My first clinical job was a sexual health educator in Crown Heights, Brooklyn, one of the most medically underserved neighborhoods in New York City, with one of the highest rates of STDs and unintended pregnancies in the country. I was responsible for screening and providing education to patients. In doing so, I learned that every patient’s chief complaint had a much longer back-story, because behind every health condition was a human being. This job gave me a beautiful holistic foundation and I learned so much about patient-centered care.
In 2015 I left New York City to achieve an even bigger dream- becoming an OBGYN nurse practitioner. I attended the Massachusetts General Hospital Institute for Health Professionals and learned alongside an amazing group of teachers and mentors. After graduation, I started working in private practice doing full scope OBGYN care. I developed a particular love for prenatal and postpartum care because this is one of the most vulnerable times in someone’s life.
March 20, 2020 at the height of the COVID-19 pandemic, my son was born. Thirty hours after I delivered him, I was discharged from the hospital and went home to quarantine. I remember walking into my apartment with my newborn son, everything looked the same as it did before I left for the hospital, but it all suddenly felt new. Prior to his birth, I was so confident that I had adequately prepared for the new-born phase. After all, I thought, I am a OBGYN nurse practitioner and a certified lactation counselor. I have spent years teaching patients about this! But this period quickly became a very eye-opening experience. Despite all my best efforts, I could not meet my expectations. My sense of confidence dropped after every sleepless night. I developed negative limiting beliefs and found myself at night scrolling through blogs, none of them evidence based, simply in the hope of finding a magic answer on the right thing to do.
When I look back at my postpartum period, I now realize that every answer I was seeking had always been within me, but my mind was holding me back. I spent months preparing and registering for material things, but I never thought to arm myself with some of the most powerful tools I would need during this time- grace, manifestation, gratitude, positive energy work.

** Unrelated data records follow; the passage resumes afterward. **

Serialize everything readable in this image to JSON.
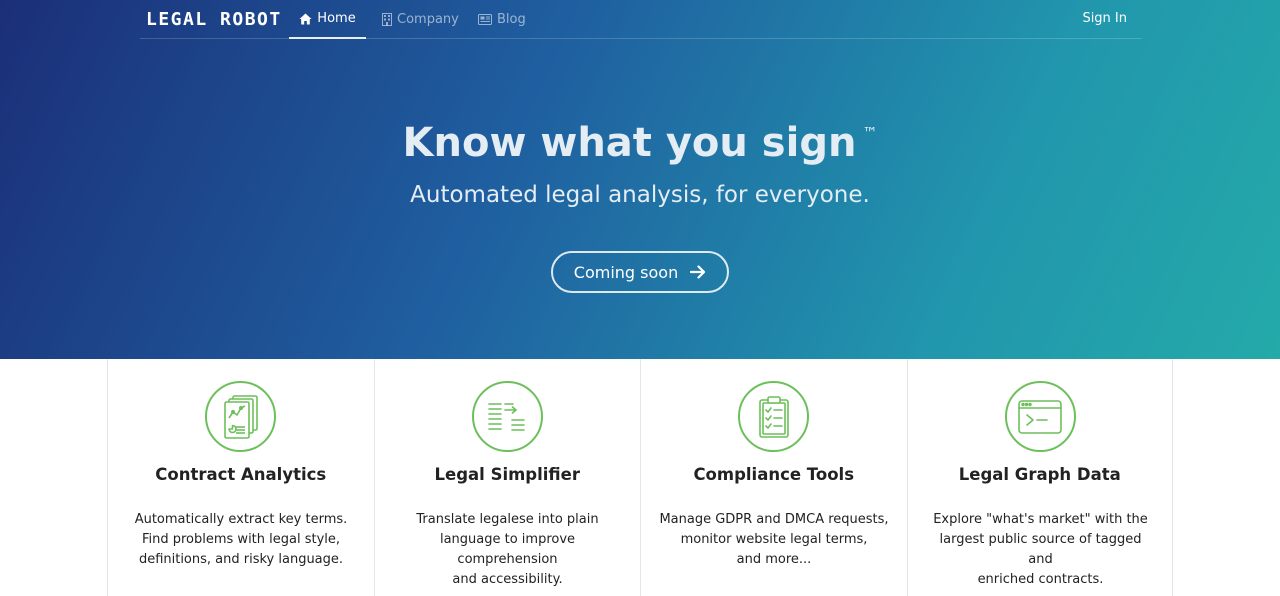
{
  "brand": {
    "logo": "LEGAL ROBOT"
  },
  "nav": {
    "home": "Home",
    "company": "Company",
    "blog": "Blog",
    "signin": "Sign In"
  },
  "hero": {
    "headline": "Know what you sign",
    "trademark": "™",
    "tagline": "Automated legal analysis, for everyone.",
    "cta": "Coming soon"
  },
  "features": [
    {
      "icon": "contract-analytics-icon",
      "title": "Contract Analytics",
      "lines": [
        "Automatically extract key terms.",
        "Find problems with legal style,",
        "definitions, and risky language."
      ]
    },
    {
      "icon": "legal-simplifier-icon",
      "title": "Legal Simplifier",
      "lines": [
        "Translate legalese into plain",
        "language to improve comprehension",
        "and accessibility."
      ]
    },
    {
      "icon": "compliance-clipboard-icon",
      "title": "Compliance Tools",
      "lines": [
        "Manage GDPR and DMCA requests,",
        "monitor website legal terms,",
        "and more..."
      ]
    },
    {
      "icon": "terminal-window-icon",
      "title": "Legal Graph Data",
      "lines": [
        "Explore \"what's market\" with the",
        "largest public source of tagged and",
        "enriched contracts."
      ]
    }
  ],
  "colors": {
    "accent_green": "#6cbf5a",
    "hero_start": "#1b2f78",
    "hero_end": "#24aaa9"
  }
}
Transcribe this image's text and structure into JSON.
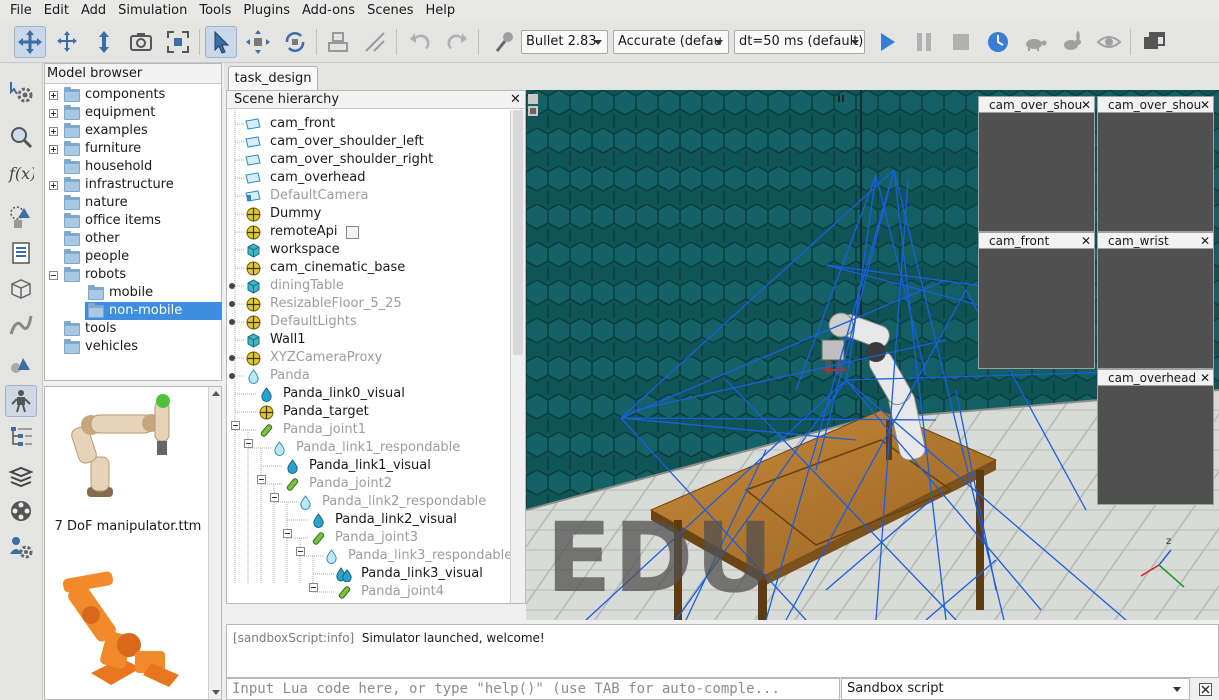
{
  "menu": [
    "File",
    "Edit",
    "Add",
    "Simulation",
    "Tools",
    "Plugins",
    "Add-ons",
    "Scenes",
    "Help"
  ],
  "toolbar": {
    "engine": "Bullet 2.83",
    "accuracy": "Accurate (defau",
    "timestep": "dt=50 ms (default)"
  },
  "model_browser": {
    "title": "Model browser",
    "items": [
      {
        "label": "components",
        "expander": "plus"
      },
      {
        "label": "equipment",
        "expander": "plus"
      },
      {
        "label": "examples",
        "expander": "plus"
      },
      {
        "label": "furniture",
        "expander": "plus"
      },
      {
        "label": "household",
        "expander": "none"
      },
      {
        "label": "infrastructure",
        "expander": "plus"
      },
      {
        "label": "nature",
        "expander": "none"
      },
      {
        "label": "office items",
        "expander": "none"
      },
      {
        "label": "other",
        "expander": "none"
      },
      {
        "label": "people",
        "expander": "none"
      },
      {
        "label": "robots",
        "expander": "minus"
      },
      {
        "label": "mobile",
        "expander": "none"
      },
      {
        "label": "non-mobile",
        "expander": "none"
      },
      {
        "label": "tools",
        "expander": "none"
      },
      {
        "label": "vehicles",
        "expander": "none"
      }
    ],
    "selected": "non-mobile"
  },
  "thumbnails": [
    {
      "label": "7 DoF manipulator.ttm"
    }
  ],
  "tab": {
    "label": "task_design"
  },
  "scene_hierarchy": {
    "title": "Scene hierarchy",
    "items": [
      {
        "label": "cam_front",
        "icon": "camera"
      },
      {
        "label": "cam_over_shoulder_left",
        "icon": "camera"
      },
      {
        "label": "cam_over_shoulder_right",
        "icon": "camera"
      },
      {
        "label": "cam_overhead",
        "icon": "camera"
      },
      {
        "label": "DefaultCamera",
        "icon": "camera"
      },
      {
        "label": "Dummy",
        "icon": "dummy"
      },
      {
        "label": "remoteApi",
        "icon": "dummy"
      },
      {
        "label": "workspace",
        "icon": "shape"
      },
      {
        "label": "cam_cinematic_base",
        "icon": "dummy"
      },
      {
        "label": "diningTable",
        "icon": "shape"
      },
      {
        "label": "ResizableFloor_5_25",
        "icon": "dummy"
      },
      {
        "label": "DefaultLights",
        "icon": "dummy"
      },
      {
        "label": "Wall1",
        "icon": "shape"
      },
      {
        "label": "XYZCameraProxy",
        "icon": "dummy"
      },
      {
        "label": "Panda",
        "icon": "drop"
      },
      {
        "label": "Panda_link0_visual",
        "icon": "drop"
      },
      {
        "label": "Panda_target",
        "icon": "dummy"
      },
      {
        "label": "Panda_joint1",
        "icon": "joint"
      },
      {
        "label": "Panda_link1_respondable",
        "icon": "drop"
      },
      {
        "label": "Panda_link1_visual",
        "icon": "drop"
      },
      {
        "label": "Panda_joint2",
        "icon": "joint"
      },
      {
        "label": "Panda_link2_respondable",
        "icon": "drop"
      },
      {
        "label": "Panda_link2_visual",
        "icon": "drop"
      },
      {
        "label": "Panda_joint3",
        "icon": "joint"
      },
      {
        "label": "Panda_link3_respondable",
        "icon": "drop"
      },
      {
        "label": "Panda_link3_visual",
        "icon": "drops"
      },
      {
        "label": "Panda_joint4",
        "icon": "joint"
      }
    ]
  },
  "floating_views": [
    {
      "title": "cam_over_shou"
    },
    {
      "title": "cam_over_shou"
    },
    {
      "title": "cam_front"
    },
    {
      "title": "cam_wrist"
    },
    {
      "title": "cam_overhead"
    }
  ],
  "viewport": {
    "watermark": "EDU",
    "axis_z": "z"
  },
  "console": {
    "tag": "[sandboxScript:info]",
    "message": "Simulator launched, welcome!",
    "input_placeholder": "Input Lua code here, or type \"help()\" (use TAB for auto-comple...",
    "script_selector": "Sandbox script"
  },
  "colors": {
    "selection": "#3d8ee0",
    "viewport_bg": "#0e4d4f",
    "folder": "#7fa8cc"
  }
}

I learned three truths during this experience- 1) Babies react to your energy 2) All babies are different so there needs to be an individualized and personalized plan of care and 3) There is very little support for birthing parents after they give birth.
This led me to researching what existed around mindfulness in medicine during my doctorate degree. I identified through an extensive literature search the lack of support in postpartum care, and that increasing self-efficacy through mindfulness practices is a viable solution for change. I poured over hundreds of research articles to create a condensed body of work, specifically applying mindfulness to the postpartum period. Now, it is my life’s mission to share this work and create a space to give postpartum parents the resources to help them move from a state of surviving, to a state of thriving.